The Southeast coast is popular with tourists who visit the beaches and wilderness areas and generally throng to many of its beach communities and resort towns each Memorial Day weekend.
"A three-day thunderstorm is what it's probably going to be," said Jay Wiggins, emergency management director for Glynn County, which is about 60 miles south of Savannah and includes Brunswick and St. Simons Island in Georgia. "Unfortunately, it's going to ruin a lot of Memorial Day plans."
Wiggins said he expects some flooded roadways and scattered power outages, perhaps some minor flooding in waterfront homes, but otherwise little damage. However, he urged beachgoers to beware of dangerous rip currents.
On Tybee Island, home to Georgia's largest public beach east of Savannah, employees at Amy Gaster's home and condo rental business were making sure arriving guests were aware of the approaching storm during the weekend. Gaster said her 180 rentals were sold out and nobody was canceling plans or asking to check out early.
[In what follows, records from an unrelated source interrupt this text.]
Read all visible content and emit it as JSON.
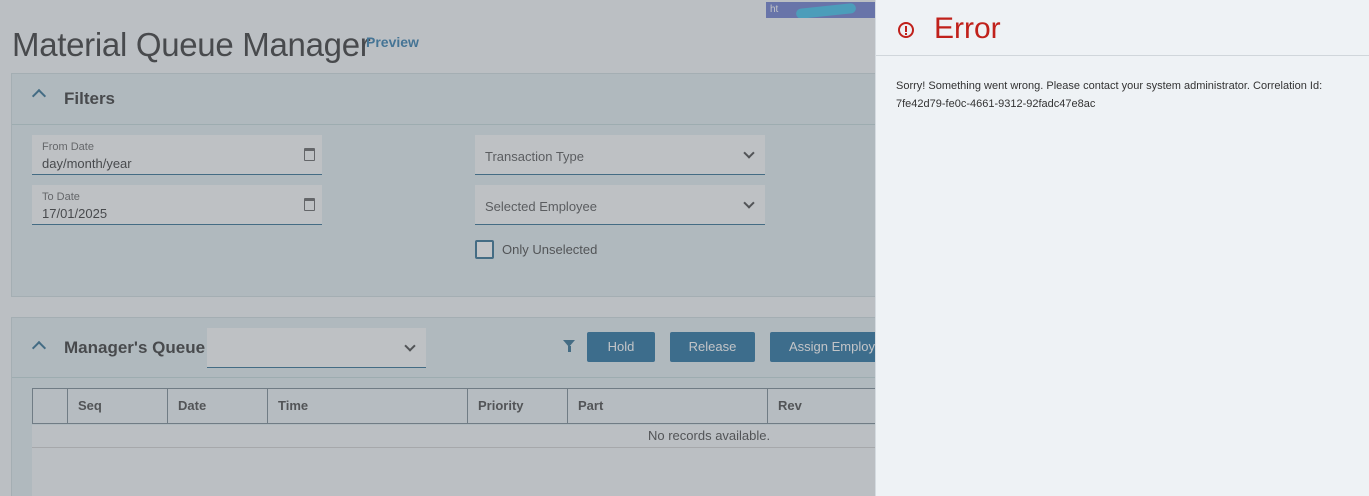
{
  "app": {
    "title": "Material Queue Manager",
    "preview": "Preview",
    "url_fragment": "ht"
  },
  "filters": {
    "title": "Filters",
    "from_date": {
      "label": "From Date",
      "value": "day/month/year"
    },
    "to_date": {
      "label": "To Date",
      "value": "17/01/2025"
    },
    "transaction_type": "Transaction Type",
    "selected_employee": "Selected Employee",
    "only_unselected": "Only Unselected"
  },
  "queue": {
    "title": "Manager's Queue",
    "select_value": "",
    "hold": "Hold",
    "release": "Release",
    "assign": "Assign Employ",
    "columns": [
      "Seq",
      "Date",
      "Time",
      "Priority",
      "Part",
      "Rev"
    ],
    "no_records": "No records available."
  },
  "error": {
    "title": "Error",
    "message": "Sorry! Something went wrong. Please contact your system administrator. Correlation Id: 7fe42d79-fe0c-4661-9312-92fadc47e8ac"
  },
  "colors": {
    "accent": "#0d6194",
    "error": "#c0211b"
  }
}
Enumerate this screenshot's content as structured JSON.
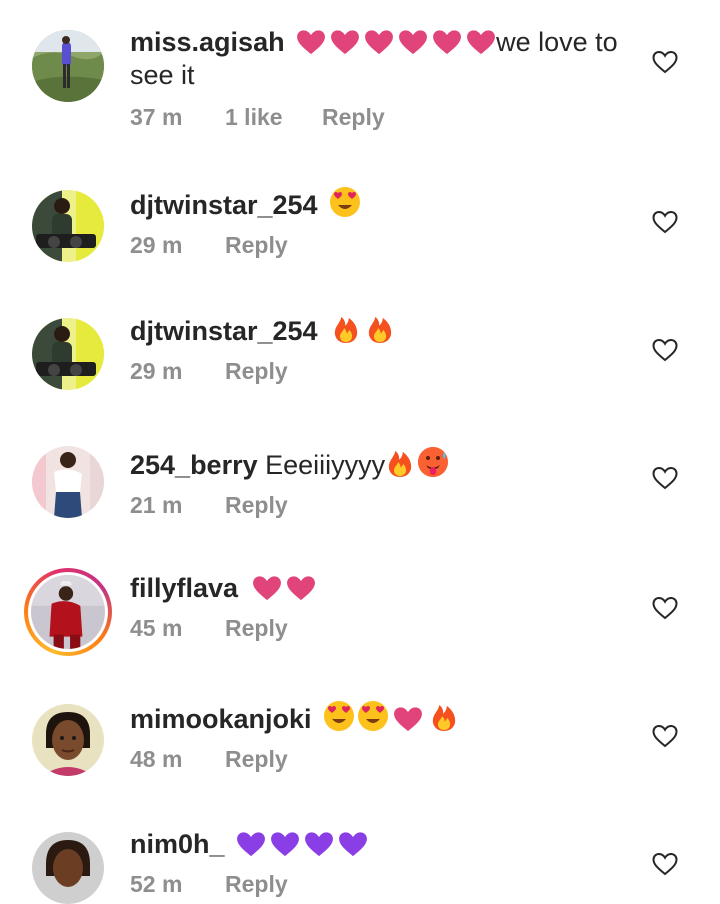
{
  "colors": {
    "text": "#262626",
    "meta": "#8e8e8e",
    "pink_heart": "#e1306c",
    "purple_heart": "#8a2be2"
  },
  "comments": [
    {
      "username": "miss.agisah",
      "emojis": [
        "pink-heart",
        "pink-heart",
        "pink-heart",
        "pink-heart",
        "pink-heart",
        "pink-heart"
      ],
      "text_line1": "we love to",
      "text_line2": "see it",
      "time": "37 m",
      "likes": "1 like",
      "reply": "Reply"
    },
    {
      "username": "djtwinstar_254",
      "emojis": [
        "heart-eyes"
      ],
      "time": "29 m",
      "reply": "Reply"
    },
    {
      "username": "djtwinstar_254",
      "emojis": [
        "fire",
        "fire"
      ],
      "time": "29 m",
      "reply": "Reply"
    },
    {
      "username": "254_berry",
      "text": "Eeeiiiyyyy",
      "emojis": [
        "fire",
        "hot-face"
      ],
      "time": "21 m",
      "reply": "Reply"
    },
    {
      "username": "fillyflava",
      "emojis": [
        "pink-heart",
        "pink-heart"
      ],
      "time": "45 m",
      "reply": "Reply"
    },
    {
      "username": "mimookanjoki",
      "emojis": [
        "heart-eyes",
        "heart-eyes",
        "pink-heart",
        "fire"
      ],
      "time": "48 m",
      "reply": "Reply"
    },
    {
      "username": "nim0h_",
      "emojis": [
        "purple-heart",
        "purple-heart",
        "purple-heart",
        "purple-heart"
      ],
      "time": "52 m",
      "reply": "Reply"
    }
  ]
}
While Georgia hasn't taken a direct hit from a major hurricane in 114 years, the last time a tropical storm made landfall here was in August 1988. Tropical Storm Chris hit near Savannah but did little damage as it pushed northward into South Carolina.
In South Carolina, Beaufort County Emergency Management deputy director David Zeoli said Saturday that word went out to first-responders along the coast near the Georgia line to pay attention to the storm's progress.